PROBLEM DESCRIPTION
Go through the data below. Pull out every line that has the word "timestamp".

★ ★ ★

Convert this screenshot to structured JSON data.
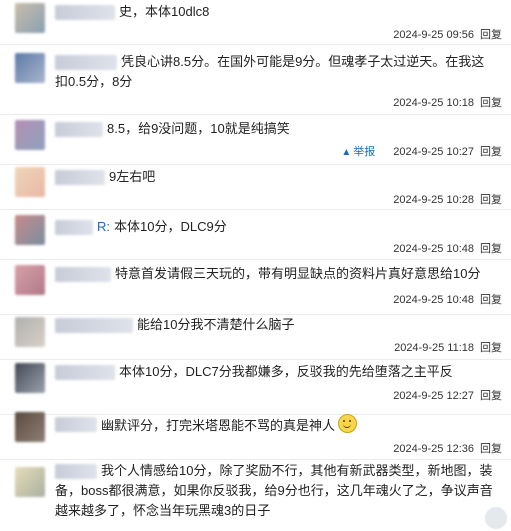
{
  "comments": [
    {
      "prefix": "",
      "body": "史，本体10dlc8",
      "timestamp": "2024-9-25 09:56",
      "reply_label": "回复",
      "report_label": "",
      "emoji": ""
    },
    {
      "prefix": "",
      "body": "凭良心讲8.5分。在国外可能是9分。但魂孝子太过逆天。在我这扣0.5分，8分",
      "timestamp": "2024-9-25 10:18",
      "reply_label": "回复",
      "report_label": "",
      "emoji": ""
    },
    {
      "prefix": "",
      "body": "8.5，给9没问题，10就是纯搞笑",
      "timestamp": "2024-9-25 10:27",
      "reply_label": "回复",
      "report_label": "举报",
      "emoji": ""
    },
    {
      "prefix": "",
      "body": "9左右吧",
      "timestamp": "2024-9-25 10:28",
      "reply_label": "回复",
      "report_label": "",
      "emoji": ""
    },
    {
      "prefix": "R:",
      "body": "本体10分，DLC9分",
      "timestamp": "2024-9-25 10:48",
      "reply_label": "回复",
      "report_label": "",
      "emoji": ""
    },
    {
      "prefix": "",
      "body": "特意首发请假三天玩的，带有明显缺点的资料片真好意思给10分",
      "timestamp": "2024-9-25 10:48",
      "reply_label": "回复",
      "report_label": "",
      "emoji": ""
    },
    {
      "prefix": "",
      "body": "能给10分我不清楚什么脑子",
      "timestamp": "2024-9-25 11:18",
      "reply_label": "回复",
      "report_label": "",
      "emoji": ""
    },
    {
      "prefix": "",
      "body": "本体10分，DLC7分我都嫌多，反驳我的先给堕落之主平反",
      "timestamp": "2024-9-25 12:27",
      "reply_label": "回复",
      "report_label": "",
      "emoji": ""
    },
    {
      "prefix": "",
      "body": "幽默评分，打完米塔恩能不骂的真是神人",
      "timestamp": "2024-9-25 12:36",
      "reply_label": "回复",
      "report_label": "",
      "emoji": "smile-emoji"
    },
    {
      "prefix": "",
      "body": "我个人情感给10分，除了奖励不行，其他有新武器类型，新地图，装备，boss都很满意，如果你反驳我，给9分也行，这几年魂火了之，争议声音越来越多了，怀念当年玩黑魂3的日子",
      "timestamp": "",
      "reply_label": "",
      "report_label": "",
      "emoji": ""
    }
  ],
  "colors": {
    "link": "#1b6bbd",
    "divider": "#ececec",
    "text": "#222222"
  },
  "icons": {
    "report": "warning-triangle-icon",
    "emoji": "smile-emoji"
  }
}
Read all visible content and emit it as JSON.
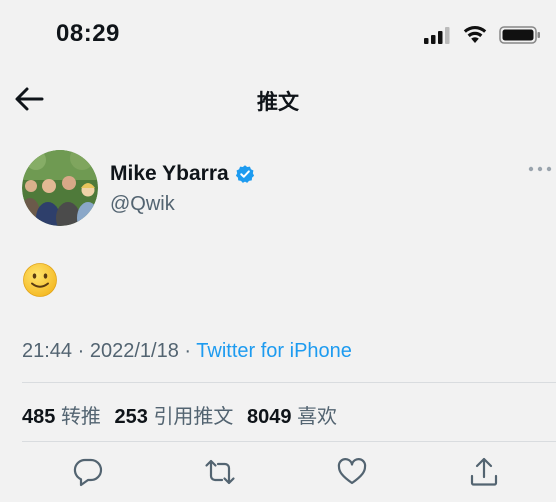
{
  "status_bar": {
    "time": "08:29"
  },
  "nav": {
    "title": "推文"
  },
  "tweet": {
    "author_name": "Mike Ybarra",
    "author_handle": "@Qwik",
    "time": "21:44",
    "date": "2022/1/18",
    "separator": "·",
    "source": "Twitter for iPhone",
    "body_emoji": "slightly-smiling-face"
  },
  "stats": {
    "retweets_count": "485",
    "retweets_label": "转推",
    "quotes_count": "253",
    "quotes_label": "引用推文",
    "likes_count": "8049",
    "likes_label": "喜欢"
  },
  "colors": {
    "background": "#f2f2f2",
    "text": "#0f1419",
    "secondary": "#536471",
    "accent": "#1d9bf0",
    "verified": "#1d9bf0"
  }
}
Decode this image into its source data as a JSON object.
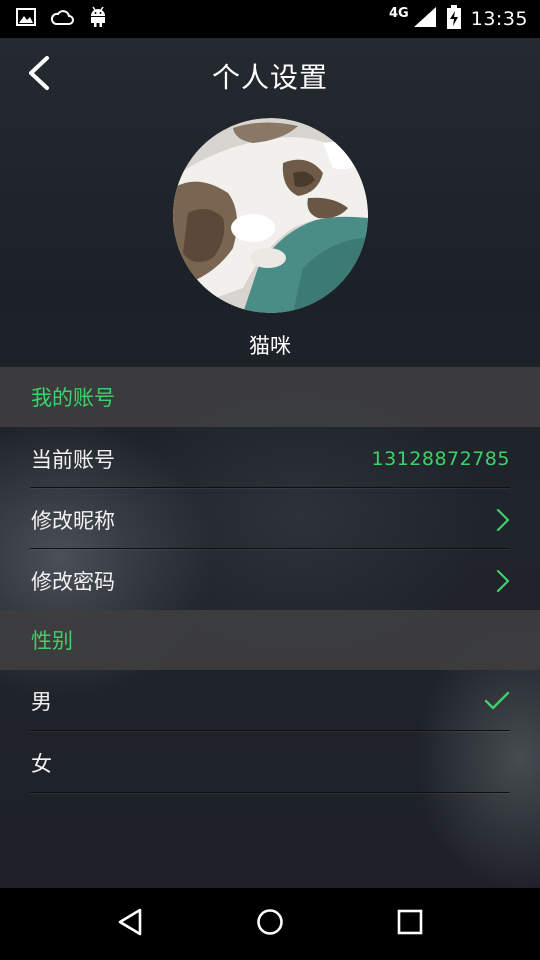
{
  "status_bar": {
    "network": "4G",
    "time": "13:35",
    "icons": [
      "image-icon",
      "cloud-icon",
      "android-icon",
      "signal-icon",
      "battery-charging-icon"
    ]
  },
  "header": {
    "title": "个人设置",
    "back_icon": "back-arrow-icon"
  },
  "profile": {
    "nickname": "猫咪",
    "avatar_icon": "cat-avatar"
  },
  "account_section": {
    "header": "我的账号",
    "rows": [
      {
        "label": "当前账号",
        "value": "13128872785"
      },
      {
        "label": "修改昵称"
      },
      {
        "label": "修改密码"
      }
    ]
  },
  "gender_section": {
    "header": "性别",
    "options": [
      {
        "label": "男",
        "selected": true
      },
      {
        "label": "女",
        "selected": false
      }
    ]
  },
  "colors": {
    "accent": "#3fd06a",
    "section_bg": "#3e3e40",
    "background": "#1f242a"
  },
  "nav_bar": {
    "icons": [
      "back-triangle-icon",
      "home-circle-icon",
      "recents-square-icon"
    ]
  }
}
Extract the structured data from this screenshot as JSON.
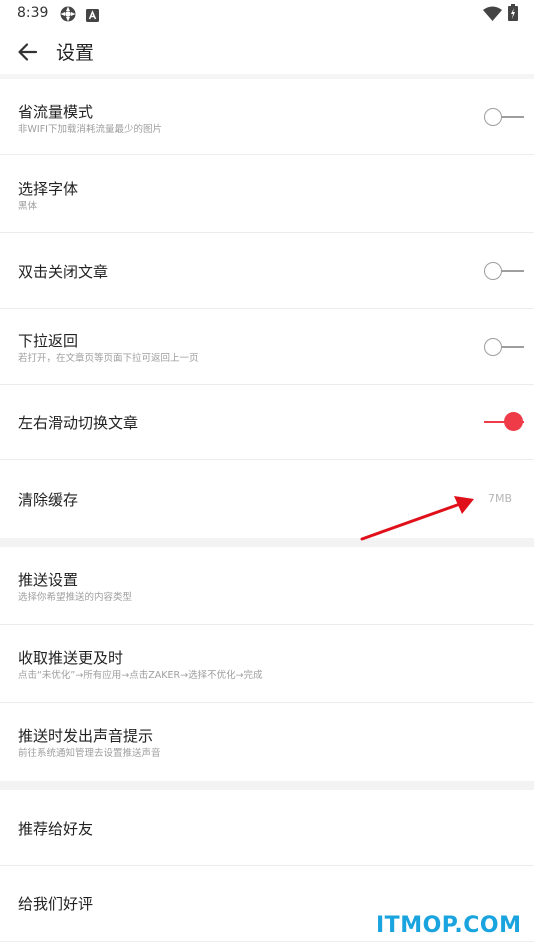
{
  "status_bar": {
    "time": "8:39",
    "icons": [
      "brightness-icon",
      "app-notification-icon",
      "wifi-icon",
      "battery-charging-icon"
    ]
  },
  "header": {
    "title": "设置",
    "back_icon": "arrow-left-icon"
  },
  "sections": [
    {
      "items": [
        {
          "title": "省流量模式",
          "subtitle": "非WIFI下加载消耗流量最少的图片",
          "control": "toggle",
          "on": false
        },
        {
          "title": "选择字体",
          "subtitle": "黑体",
          "control": "none"
        },
        {
          "title": "双击关闭文章",
          "control": "toggle",
          "on": false
        },
        {
          "title": "下拉返回",
          "subtitle": "若打开，在文章页等页面下拉可返回上一页",
          "control": "toggle",
          "on": false
        },
        {
          "title": "左右滑动切换文章",
          "control": "toggle",
          "on": true
        },
        {
          "title": "清除缓存",
          "value": "7MB",
          "control": "value"
        }
      ]
    },
    {
      "items": [
        {
          "title": "推送设置",
          "subtitle": "选择你希望推送的内容类型"
        },
        {
          "title": "收取推送更及时",
          "subtitle": "点击“未优化”→所有应用→点击ZAKER→选择不优化→完成"
        },
        {
          "title": "推送时发出声音提示",
          "subtitle": "前往系统通知管理去设置推送声音"
        }
      ]
    },
    {
      "items": [
        {
          "title": "推荐给好友"
        },
        {
          "title": "给我们好评"
        }
      ]
    }
  ],
  "watermark": "ITMOP.COM",
  "colors": {
    "accent": "#ef3b47",
    "watermark": "#1aa4df",
    "annotation_arrow": "#e0101b"
  }
}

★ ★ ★

SOLUTION
      "timestamp": "2024-9-25 09:56",
      "timestamp": "2024-9-25 10:18",
      "timestamp": "2024-9-25 10:27",
      "timestamp": "2024-9-25 10:28",
      "timestamp": "2024-9-25 10:48",
      "timestamp": "2024-9-25 10:48",
      "timestamp": "2024-9-25 11:18",
      "timestamp": "2024-9-25 12:27",
      "timestamp": "2024-9-25 12:36",
      "timestamp": "",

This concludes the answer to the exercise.